EXERCISE: What you return should be every record, retyped without a single change.

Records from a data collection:
⟨
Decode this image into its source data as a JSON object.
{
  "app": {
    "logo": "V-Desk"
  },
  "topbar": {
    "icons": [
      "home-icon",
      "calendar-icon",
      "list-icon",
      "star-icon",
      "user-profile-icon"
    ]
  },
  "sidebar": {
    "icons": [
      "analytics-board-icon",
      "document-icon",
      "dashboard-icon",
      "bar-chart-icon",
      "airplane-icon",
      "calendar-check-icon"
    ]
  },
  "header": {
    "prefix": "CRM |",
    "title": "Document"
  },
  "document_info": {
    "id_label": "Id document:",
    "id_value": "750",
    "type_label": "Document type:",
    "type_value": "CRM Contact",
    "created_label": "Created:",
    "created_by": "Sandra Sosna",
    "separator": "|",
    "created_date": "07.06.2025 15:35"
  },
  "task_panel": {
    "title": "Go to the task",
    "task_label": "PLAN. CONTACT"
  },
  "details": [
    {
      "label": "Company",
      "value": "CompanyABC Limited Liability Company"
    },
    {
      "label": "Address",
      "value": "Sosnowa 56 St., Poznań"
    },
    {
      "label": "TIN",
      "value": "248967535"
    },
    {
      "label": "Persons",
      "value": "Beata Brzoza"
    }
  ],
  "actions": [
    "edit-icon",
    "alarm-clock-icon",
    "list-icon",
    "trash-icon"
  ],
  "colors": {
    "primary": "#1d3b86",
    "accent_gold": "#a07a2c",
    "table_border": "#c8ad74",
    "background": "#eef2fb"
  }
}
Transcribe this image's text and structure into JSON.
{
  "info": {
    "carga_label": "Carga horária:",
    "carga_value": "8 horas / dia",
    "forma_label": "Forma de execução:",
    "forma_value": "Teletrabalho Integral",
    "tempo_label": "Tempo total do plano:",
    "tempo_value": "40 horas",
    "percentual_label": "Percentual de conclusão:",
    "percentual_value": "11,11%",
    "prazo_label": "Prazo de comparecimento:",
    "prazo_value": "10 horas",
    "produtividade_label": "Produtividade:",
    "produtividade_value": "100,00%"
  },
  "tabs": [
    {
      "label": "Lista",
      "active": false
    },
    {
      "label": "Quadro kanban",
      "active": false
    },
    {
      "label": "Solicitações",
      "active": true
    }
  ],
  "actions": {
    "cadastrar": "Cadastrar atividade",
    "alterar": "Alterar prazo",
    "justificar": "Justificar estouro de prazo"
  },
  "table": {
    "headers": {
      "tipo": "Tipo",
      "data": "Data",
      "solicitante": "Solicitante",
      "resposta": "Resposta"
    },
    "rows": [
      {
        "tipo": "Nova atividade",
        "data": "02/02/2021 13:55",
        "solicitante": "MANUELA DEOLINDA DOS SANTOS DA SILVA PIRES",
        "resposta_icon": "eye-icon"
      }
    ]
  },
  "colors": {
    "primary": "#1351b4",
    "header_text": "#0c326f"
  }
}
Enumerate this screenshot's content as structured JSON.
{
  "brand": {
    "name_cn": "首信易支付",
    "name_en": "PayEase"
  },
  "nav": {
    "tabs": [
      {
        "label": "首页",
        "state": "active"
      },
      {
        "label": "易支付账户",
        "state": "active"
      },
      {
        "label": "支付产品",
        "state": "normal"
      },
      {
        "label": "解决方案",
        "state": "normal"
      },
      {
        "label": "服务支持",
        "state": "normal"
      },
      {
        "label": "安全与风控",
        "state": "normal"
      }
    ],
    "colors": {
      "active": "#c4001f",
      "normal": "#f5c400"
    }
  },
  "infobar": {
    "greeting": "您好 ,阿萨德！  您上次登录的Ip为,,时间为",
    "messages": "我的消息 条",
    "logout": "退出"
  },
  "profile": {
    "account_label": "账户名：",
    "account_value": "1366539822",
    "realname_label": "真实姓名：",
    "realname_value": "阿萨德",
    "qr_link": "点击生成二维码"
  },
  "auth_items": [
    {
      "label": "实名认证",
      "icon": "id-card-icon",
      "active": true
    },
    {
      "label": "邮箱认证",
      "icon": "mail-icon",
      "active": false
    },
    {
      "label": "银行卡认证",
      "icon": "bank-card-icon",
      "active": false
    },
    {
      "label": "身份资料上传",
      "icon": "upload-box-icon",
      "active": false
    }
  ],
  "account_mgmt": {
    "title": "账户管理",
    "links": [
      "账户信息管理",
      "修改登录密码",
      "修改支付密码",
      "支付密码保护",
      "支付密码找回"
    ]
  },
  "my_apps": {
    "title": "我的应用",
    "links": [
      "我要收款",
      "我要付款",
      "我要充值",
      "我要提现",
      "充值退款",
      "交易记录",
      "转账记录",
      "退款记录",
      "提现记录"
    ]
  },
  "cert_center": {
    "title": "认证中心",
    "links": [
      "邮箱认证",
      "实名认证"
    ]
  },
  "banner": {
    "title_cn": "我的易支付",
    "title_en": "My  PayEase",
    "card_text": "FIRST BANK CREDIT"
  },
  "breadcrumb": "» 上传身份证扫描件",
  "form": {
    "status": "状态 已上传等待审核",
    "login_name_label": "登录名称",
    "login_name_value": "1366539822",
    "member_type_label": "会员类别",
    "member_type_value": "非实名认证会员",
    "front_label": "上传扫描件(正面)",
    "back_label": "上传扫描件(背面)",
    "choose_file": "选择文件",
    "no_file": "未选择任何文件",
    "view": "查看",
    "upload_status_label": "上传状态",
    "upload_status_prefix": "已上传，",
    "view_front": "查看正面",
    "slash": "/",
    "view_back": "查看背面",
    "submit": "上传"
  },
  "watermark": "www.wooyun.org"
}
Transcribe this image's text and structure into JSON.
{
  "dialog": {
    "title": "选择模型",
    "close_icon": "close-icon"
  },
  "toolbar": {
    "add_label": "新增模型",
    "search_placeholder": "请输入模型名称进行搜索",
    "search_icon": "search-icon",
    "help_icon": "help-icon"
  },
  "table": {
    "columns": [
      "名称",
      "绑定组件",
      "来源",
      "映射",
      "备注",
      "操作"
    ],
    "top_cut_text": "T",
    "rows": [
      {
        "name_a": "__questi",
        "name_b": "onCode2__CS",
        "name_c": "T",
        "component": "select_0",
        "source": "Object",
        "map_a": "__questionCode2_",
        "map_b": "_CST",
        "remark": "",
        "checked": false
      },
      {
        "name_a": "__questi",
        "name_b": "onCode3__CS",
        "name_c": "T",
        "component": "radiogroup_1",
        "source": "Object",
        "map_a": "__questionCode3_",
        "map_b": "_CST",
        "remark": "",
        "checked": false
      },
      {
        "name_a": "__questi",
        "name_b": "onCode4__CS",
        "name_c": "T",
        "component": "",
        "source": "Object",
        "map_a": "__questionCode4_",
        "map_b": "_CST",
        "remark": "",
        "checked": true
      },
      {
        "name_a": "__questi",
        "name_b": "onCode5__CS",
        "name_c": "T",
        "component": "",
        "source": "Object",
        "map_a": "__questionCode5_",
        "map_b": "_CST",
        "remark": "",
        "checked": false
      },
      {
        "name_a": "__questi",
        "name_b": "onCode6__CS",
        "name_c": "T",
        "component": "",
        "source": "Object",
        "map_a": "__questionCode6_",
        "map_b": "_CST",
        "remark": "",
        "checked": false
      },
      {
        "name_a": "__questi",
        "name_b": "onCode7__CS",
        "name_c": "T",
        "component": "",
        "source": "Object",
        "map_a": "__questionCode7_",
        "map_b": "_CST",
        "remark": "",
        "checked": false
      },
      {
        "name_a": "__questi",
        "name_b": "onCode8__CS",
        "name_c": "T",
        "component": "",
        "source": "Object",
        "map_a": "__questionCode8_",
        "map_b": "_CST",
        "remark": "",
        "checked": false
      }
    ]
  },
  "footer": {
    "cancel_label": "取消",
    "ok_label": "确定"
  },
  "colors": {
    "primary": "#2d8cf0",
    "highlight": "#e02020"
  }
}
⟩
EXERCISE RESULT:
Decode this image into its source data as a JSON object.
{
  "app": {
    "logo": "V-Desk"
  },
  "topbar": {
    "icons": [
      "home-icon",
      "calendar-icon",
      "list-icon",
      "star-icon",
      "user-profile-icon"
    ]
  },
  "sidebar": {
    "icons": [
      "analytics-board-icon",
      "document-icon",
      "dashboard-icon",
      "bar-chart-icon",
      "airplane-icon",
      "calendar-check-icon"
    ]
  },
  "header": {
    "prefix": "CRM |",
    "title": "Document"
  },
  "document_info": {
    "id_label": "Id document:",
    "id_value": "750",
    "type_label": "Document type:",
    "type_value": "CRM Contact",
    "created_label": "Created:",
    "created_by": "Sandra Sosna",
    "separator": "|",
    "created_date": "07.06.2025 15:35"
  },
  "task_panel": {
    "title": "Go to the task",
    "task_label": "PLAN. CONTACT"
  },
  "details": [
    {
      "label": "Company",
      "value": "CompanyABC Limited Liability Company"
    },
    {
      "label": "Address",
      "value": "Sosnowa 56 St., Poznań"
    },
    {
      "label": "TIN",
      "value": "248967535"
    },
    {
      "label": "Persons",
      "value": "Beata Brzoza"
    }
  ],
  "actions": [
    "edit-icon",
    "alarm-clock-icon",
    "list-icon",
    "trash-icon"
  ],
  "colors": {
    "primary": "#1d3b86",
    "accent_gold": "#a07a2c",
    "table_border": "#c8ad74",
    "background": "#eef2fb"
  }
}
Transcribe this image's text and structure into JSON.
{
  "info": {
    "carga_label": "Carga horária:",
    "carga_value": "8 horas / dia",
    "forma_label": "Forma de execução:",
    "forma_value": "Teletrabalho Integral",
    "tempo_label": "Tempo total do plano:",
    "tempo_value": "40 horas",
    "percentual_label": "Percentual de conclusão:",
    "percentual_value": "11,11%",
    "prazo_label": "Prazo de comparecimento:",
    "prazo_value": "10 horas",
    "produtividade_label": "Produtividade:",
    "produtividade_value": "100,00%"
  },
  "tabs": [
    {
      "label": "Lista",
      "active": false
    },
    {
      "label": "Quadro kanban",
      "active": false
    },
    {
      "label": "Solicitações",
      "active": true
    }
  ],
  "actions": {
    "cadastrar": "Cadastrar atividade",
    "alterar": "Alterar prazo",
    "justificar": "Justificar estouro de prazo"
  },
  "table": {
    "headers": {
      "tipo": "Tipo",
      "data": "Data",
      "solicitante": "Solicitante",
      "resposta": "Resposta"
    },
    "rows": [
      {
        "tipo": "Nova atividade",
        "data": "02/02/2021 13:55",
        "solicitante": "MANUELA DEOLINDA DOS SANTOS DA SILVA PIRES",
        "resposta_icon": "eye-icon"
      }
    ]
  },
  "colors": {
    "primary": "#1351b4",
    "header_text": "#0c326f"
  }
}
Enumerate this screenshot's content as structured JSON.
{
  "brand": {
    "name_cn": "首信易支付",
    "name_en": "PayEase"
  },
  "nav": {
    "tabs": [
      {
        "label": "首页",
        "state": "active"
      },
      {
        "label": "易支付账户",
        "state": "active"
      },
      {
        "label": "支付产品",
        "state": "normal"
      },
      {
        "label": "解决方案",
        "state": "normal"
      },
      {
        "label": "服务支持",
        "state": "normal"
      },
      {
        "label": "安全与风控",
        "state": "normal"
      }
    ],
    "colors": {
      "active": "#c4001f",
      "normal": "#f5c400"
    }
  },
  "infobar": {
    "greeting": "您好 ,阿萨德！  您上次登录的Ip为,,时间为",
    "messages": "我的消息 条",
    "logout": "退出"
  },
  "profile": {
    "account_label": "账户名：",
    "account_value": "1366539822",
    "realname_label": "真实姓名：",
    "realname_value": "阿萨德",
    "qr_link": "点击生成二维码"
  },
  "auth_items": [
    {
      "label": "实名认证",
      "icon": "id-card-icon",
      "active": true
    },
    {
      "label": "邮箱认证",
      "icon": "mail-icon",
      "active": false
    },
    {
      "label": "银行卡认证",
      "icon": "bank-card-icon",
      "active": false
    },
    {
      "label": "身份资料上传",
      "icon": "upload-box-icon",
      "active": false
    }
  ],
  "account_mgmt": {
    "title": "账户管理",
    "links": [
      "账户信息管理",
      "修改登录密码",
      "修改支付密码",
      "支付密码保护",
      "支付密码找回"
    ]
  },
  "my_apps": {
    "title": "我的应用",
    "links": [
      "我要收款",
      "我要付款",
      "我要充值",
      "我要提现",
      "充值退款",
      "交易记录",
      "转账记录",
      "退款记录",
      "提现记录"
    ]
  },
  "cert_center": {
    "title": "认证中心",
    "links": [
      "邮箱认证",
      "实名认证"
    ]
  },
  "banner": {
    "title_cn": "我的易支付",
    "title_en": "My  PayEase",
    "card_text": "FIRST BANK CREDIT"
  },
  "breadcrumb": "» 上传身份证扫描件",
  "form": {
    "status": "状态 已上传等待审核",
    "login_name_label": "登录名称",
    "login_name_value": "1366539822",
    "member_type_label": "会员类别",
    "member_type_value": "非实名认证会员",
    "front_label": "上传扫描件(正面)",
    "back_label": "上传扫描件(背面)",
    "choose_file": "选择文件",
    "no_file": "未选择任何文件",
    "view": "查看",
    "upload_status_label": "上传状态",
    "upload_status_prefix": "已上传，",
    "view_front": "查看正面",
    "slash": "/",
    "view_back": "查看背面",
    "submit": "上传"
  },
  "watermark": "www.wooyun.org"
}
Transcribe this image's text and structure into JSON.
{
  "dialog": {
    "title": "选择模型",
    "close_icon": "close-icon"
  },
  "toolbar": {
    "add_label": "新增模型",
    "search_placeholder": "请输入模型名称进行搜索",
    "search_icon": "search-icon",
    "help_icon": "help-icon"
  },
  "table": {
    "columns": [
      "名称",
      "绑定组件",
      "来源",
      "映射",
      "备注",
      "操作"
    ],
    "top_cut_text": "T",
    "rows": [
      {
        "name_a": "__questi",
        "name_b": "onCode2__CS",
        "name_c": "T",
        "component": "select_0",
        "source": "Object",
        "map_a": "__questionCode2_",
        "map_b": "_CST",
        "remark": "",
        "checked": false
      },
      {
        "name_a": "__questi",
        "name_b": "onCode3__CS",
        "name_c": "T",
        "component": "radiogroup_1",
        "source": "Object",
        "map_a": "__questionCode3_",
        "map_b": "_CST",
        "remark": "",
        "checked": false
      },
      {
        "name_a": "__questi",
        "name_b": "onCode4__CS",
        "name_c": "T",
        "component": "",
        "source": "Object",
        "map_a": "__questionCode4_",
        "map_b": "_CST",
        "remark": "",
        "checked": true
      },
      {
        "name_a": "__questi",
        "name_b": "onCode5__CS",
        "name_c": "T",
        "component": "",
        "source": "Object",
        "map_a": "__questionCode5_",
        "map_b": "_CST",
        "remark": "",
        "checked": false
      },
      {
        "name_a": "__questi",
        "name_b": "onCode6__CS",
        "name_c": "T",
        "component": "",
        "source": "Object",
        "map_a": "__questionCode6_",
        "map_b": "_CST",
        "remark": "",
        "checked": false
      },
      {
        "name_a": "__questi",
        "name_b": "onCode7__CS",
        "name_c": "T",
        "component": "",
        "source": "Object",
        "map_a": "__questionCode7_",
        "map_b": "_CST",
        "remark": "",
        "checked": false
      },
      {
        "name_a": "__questi",
        "name_b": "onCode8__CS",
        "name_c": "T",
        "component": "",
        "source": "Object",
        "map_a": "__questionCode8_",
        "map_b": "_CST",
        "remark": "",
        "checked": false
      }
    ]
  },
  "footer": {
    "cancel_label": "取消",
    "ok_label": "确定"
  },
  "colors": {
    "primary": "#2d8cf0",
    "highlight": "#e02020"
  }
}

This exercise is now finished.